> What the task requires
Could you print every record below exactly as it appears?

(Saved data entries)
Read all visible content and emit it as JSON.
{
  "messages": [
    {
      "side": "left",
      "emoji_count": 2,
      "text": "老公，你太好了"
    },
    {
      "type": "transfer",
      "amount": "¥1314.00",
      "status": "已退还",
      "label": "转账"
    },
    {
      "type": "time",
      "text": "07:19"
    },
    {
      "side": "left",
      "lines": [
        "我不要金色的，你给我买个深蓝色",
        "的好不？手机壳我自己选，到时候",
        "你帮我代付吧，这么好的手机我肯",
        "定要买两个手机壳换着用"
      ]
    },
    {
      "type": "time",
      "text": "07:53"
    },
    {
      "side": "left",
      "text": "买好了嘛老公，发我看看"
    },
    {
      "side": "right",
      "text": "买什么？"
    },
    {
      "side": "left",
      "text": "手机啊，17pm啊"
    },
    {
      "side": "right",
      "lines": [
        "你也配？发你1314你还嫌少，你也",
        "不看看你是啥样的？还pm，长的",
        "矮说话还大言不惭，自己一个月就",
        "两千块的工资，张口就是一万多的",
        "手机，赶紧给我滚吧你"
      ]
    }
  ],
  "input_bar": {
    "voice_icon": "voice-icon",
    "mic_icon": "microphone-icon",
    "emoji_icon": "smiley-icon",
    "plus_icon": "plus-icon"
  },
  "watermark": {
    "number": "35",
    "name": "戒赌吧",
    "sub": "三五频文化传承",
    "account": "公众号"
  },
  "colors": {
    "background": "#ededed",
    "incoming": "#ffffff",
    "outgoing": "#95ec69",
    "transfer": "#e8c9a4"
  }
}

> Task response
Read all visible content and emit it as JSON.
{
  "messages": [
    {
      "side": "left",
      "emoji_count": 2,
      "text": "老公，你太好了"
    },
    {
      "type": "transfer",
      "amount": "¥1314.00",
      "status": "已退还",
      "label": "转账"
    },
    {
      "type": "time",
      "text": "07:19"
    },
    {
      "side": "left",
      "lines": [
        "我不要金色的，你给我买个深蓝色",
        "的好不？手机壳我自己选，到时候",
        "你帮我代付吧，这么好的手机我肯",
        "定要买两个手机壳换着用"
      ]
    },
    {
      "type": "time",
      "text": "07:53"
    },
    {
      "side": "left",
      "text": "买好了嘛老公，发我看看"
    },
    {
      "side": "right",
      "text": "买什么？"
    },
    {
      "side": "left",
      "text": "手机啊，17pm啊"
    },
    {
      "side": "right",
      "lines": [
        "你也配？发你1314你还嫌少，你也",
        "不看看你是啥样的？还pm，长的",
        "矮说话还大言不惭，自己一个月就",
        "两千块的工资，张口就是一万多的",
        "手机，赶紧给我滚吧你"
      ]
    }
  ],
  "input_bar": {
    "voice_icon": "voice-icon",
    "mic_icon": "microphone-icon",
    "emoji_icon": "smiley-icon",
    "plus_icon": "plus-icon"
  },
  "watermark": {
    "number": "35",
    "name": "戒赌吧",
    "sub": "三五频文化传承",
    "account": "公众号"
  },
  "colors": {
    "background": "#ededed",
    "incoming": "#ffffff",
    "outgoing": "#95ec69",
    "transfer": "#e8c9a4"
  }
}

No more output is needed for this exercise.